Fourth Amendment/Expectation of Privacy
Maryland v. King. In 2009, King was arrested for first- and second-degree assault, for menacing a
group of people with a shotgun and was taken to the central booking facility in Wicomico County,
Maryland. During his booking, a buccal swab was taken from the inside of King’s cheek to gather a
DNA sample. The Maryland DNA Collection Act makes it routine procedure to take DNA samples
booking from persons arrested for felonies that are ‘‘violent crimes or attempts to commit violent
crimes and burglary or attempts to commit burglary.’’ Once the defendant is arraigned, the DNA
is processed and entered into a database. Upon analyzing the DNA taken from King, it was discov-
ered that it matched the DNA collected from the victim of a rape in 2003. King was subsequently
charged with that rape. At the rape trial, King filed a motion to suppress the DNA evidence taken at
his booking, claiming that the Maryland DNA Collection Act violated the Fourth Amendment. The
trial judge allowed the DNA evidence to be used against King. King was convicted of rape and
sentenced to life in prison without the possibility of parole. On appeal, the Court of Appeals of
Maryland held that the collection of DNA samples from felony arrestees was an unlawful seizure,
as King had an expectation of privacy in his DNA. At the time of this ruling, both federal and state
courts had come to differing opinions on whether the Fourth Amendment prevents the collection and
analysis of DNA evidence taken from arrestees who had not yet been convicted of felony charges.
In a 5-4 decision, the Supreme Court reversed the decision of the Court of Appeals of Maryland,
with Justice Kennedy writing the majority opinion. The Court held that it is constitutional to take
DNA samples from felony arrestees who are booked on serious charges because the collection and
analysis of DNA serves a legitimate government interest, that of accurately identifying arrestees.
Justice Kennedy argued that the accurate identification of arrestees ensures that the correct person
has been arrested and tried and can provide information on their criminal history to inform bail deci-
sions and correctional facilities to ensure the safety of the community, arrestee, other detainees, and
correctional staff. Justice Kennedy discussed the use of DNA collection and analysis for the purpose
of accurately identifying arrestees as comparable to the use of photographs and fingerprinting.
Justice Kennedy also argued that the buccal swab of the inside of an arrestee’s cheek does not intrude
upon their reasonable expectation of privacy considering this expectation is lowered once an indi-
vidual is arrested and detained. Furthermore, the buccal swab is minimally invasive and unlikely to
threaten the health or safety of the arrestee. Also, the DNA collection and analysis is performed
solely for identification purpose and does not provide any other private medical information about
the individual. Justice Kennedy concluded that the collection and analysis of DNA from arrestees

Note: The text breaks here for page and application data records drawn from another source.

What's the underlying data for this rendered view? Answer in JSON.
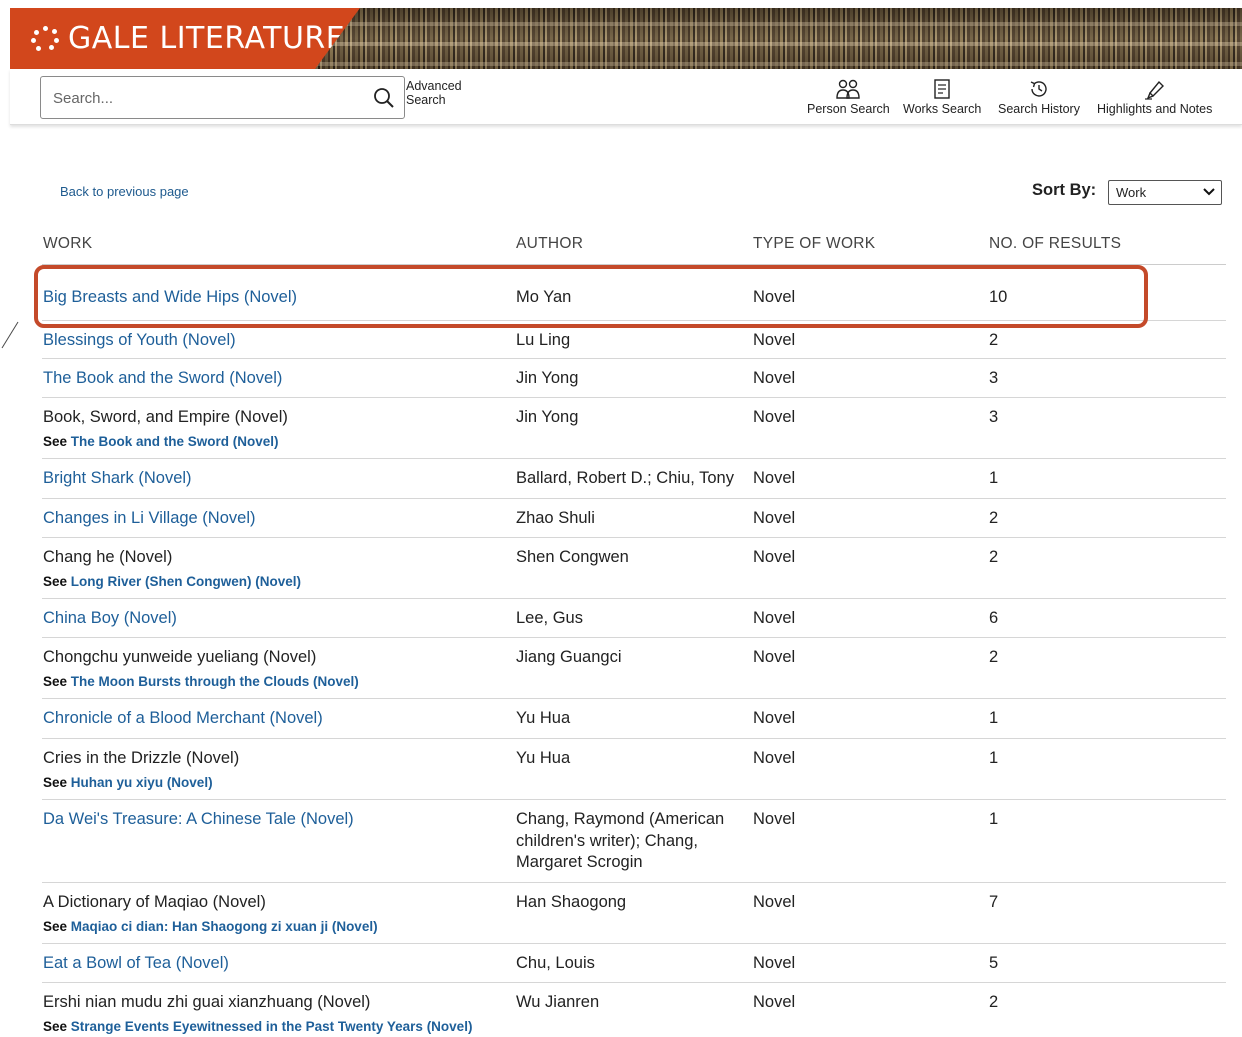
{
  "brand": {
    "name": "GALE LITERATURE",
    "accent_color": "#d2471c"
  },
  "search": {
    "placeholder": "Search...",
    "value": "",
    "icon": "search-icon",
    "advanced_label_line1": "Advanced",
    "advanced_label_line2": "Search"
  },
  "tools": [
    {
      "label": "Person Search",
      "icon": "person-search-icon"
    },
    {
      "label": "Works Search",
      "icon": "works-search-icon"
    },
    {
      "label": "Search History",
      "icon": "history-icon"
    },
    {
      "label": "Highlights and Notes",
      "icon": "highlighter-icon"
    }
  ],
  "back_link": "Back to previous page",
  "sort": {
    "label": "Sort By:",
    "selected": "Work"
  },
  "columns": {
    "work": "WORK",
    "author": "AUTHOR",
    "type": "TYPE OF WORK",
    "results": "NO. OF RESULTS"
  },
  "rows": [
    {
      "work": "Big Breasts and Wide Hips (Novel)",
      "linked": true,
      "author": "Mo Yan",
      "type": "Novel",
      "results": "10"
    },
    {
      "work": "Blessings of Youth (Novel)",
      "linked": true,
      "author": "Lu Ling",
      "type": "Novel",
      "results": "2"
    },
    {
      "work": "The Book and the Sword (Novel)",
      "linked": true,
      "author": "Jin Yong",
      "type": "Novel",
      "results": "3"
    },
    {
      "work": "Book, Sword, and Empire (Novel)",
      "linked": false,
      "see_prefix": "See",
      "see": "The Book and the Sword (Novel)",
      "author": "Jin Yong",
      "type": "Novel",
      "results": "3"
    },
    {
      "work": "Bright Shark (Novel)",
      "linked": true,
      "author": "Ballard, Robert D.; Chiu, Tony",
      "type": "Novel",
      "results": "1"
    },
    {
      "work": "Changes in Li Village (Novel)",
      "linked": true,
      "author": "Zhao Shuli",
      "type": "Novel",
      "results": "2"
    },
    {
      "work": "Chang he (Novel)",
      "linked": false,
      "see_prefix": "See",
      "see": "Long River (Shen Congwen) (Novel)",
      "author": "Shen Congwen",
      "type": "Novel",
      "results": "2"
    },
    {
      "work": "China Boy (Novel)",
      "linked": true,
      "author": "Lee, Gus",
      "type": "Novel",
      "results": "6"
    },
    {
      "work": "Chongchu yunweide yueliang (Novel)",
      "linked": false,
      "see_prefix": "See",
      "see": "The Moon Bursts through the Clouds (Novel)",
      "author": "Jiang Guangci",
      "type": "Novel",
      "results": "2"
    },
    {
      "work": "Chronicle of a Blood Merchant (Novel)",
      "linked": true,
      "author": "Yu Hua",
      "type": "Novel",
      "results": "1"
    },
    {
      "work": "Cries in the Drizzle (Novel)",
      "linked": false,
      "see_prefix": "See",
      "see": "Huhan yu xiyu (Novel)",
      "author": "Yu Hua",
      "type": "Novel",
      "results": "1"
    },
    {
      "work": "Da Wei's Treasure: A Chinese Tale (Novel)",
      "linked": true,
      "author": "Chang, Raymond (American children's writer); Chang, Margaret Scrogin",
      "type": "Novel",
      "results": "1"
    },
    {
      "work": "A Dictionary of Maqiao (Novel)",
      "linked": false,
      "see_prefix": "See",
      "see": "Maqiao ci dian: Han Shaogong zi xuan ji (Novel)",
      "author": "Han Shaogong",
      "type": "Novel",
      "results": "7"
    },
    {
      "work": "Eat a Bowl of Tea (Novel)",
      "linked": true,
      "author": "Chu, Louis",
      "type": "Novel",
      "results": "5"
    },
    {
      "work": "Ershi nian mudu zhi guai xianzhuang (Novel)",
      "linked": false,
      "see_prefix": "See",
      "see": "Strange Events Eyewitnessed in the Past Twenty Years (Novel)",
      "author": "Wu Jianren",
      "type": "Novel",
      "results": "2"
    }
  ]
}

can be considered a routine booking procedure and reasonable search under the Fourth Amendment.
Justice Scalia dissented arguing that the justification put forth by the Court to allow the suspicionless
search and seizure of DNA from individuals for the purpose of accurately identifying arrestees,
‘‘taxes the credulity of the credulous.’’
Fourth Amendment/Probable Cause
Florida v. Harris. Clayton Harris was stopped by Officer Wheetley due to an expired license plate.
When Officer Wheetley approached Harris, he thought he seemed very nervous and saw an open
beer container in the cup holder. Officer Wheetley asked Harris for consent to search his vehicle,
and when Harris refused, the officer used a drug-sniffing dog, Aldo, to conduct a sniff test of the
area around the vehicle. During this test, Aldo signaled at the driver’s side door handle, indicating
that he smelled drugs there. Officer Wheetley then conducted a warrantless search of the vehicle.
During this search, Officer Wheetley failed to find any of the drugs Aldo was trained to alert to,
but he did discover multiple ingredients used to make methamphetamine, including 200 pseu-
doephedrine pills. Harris was subsequently charged with possessing pseudoephedrine for use in
546 Criminal Justice Review 38(4)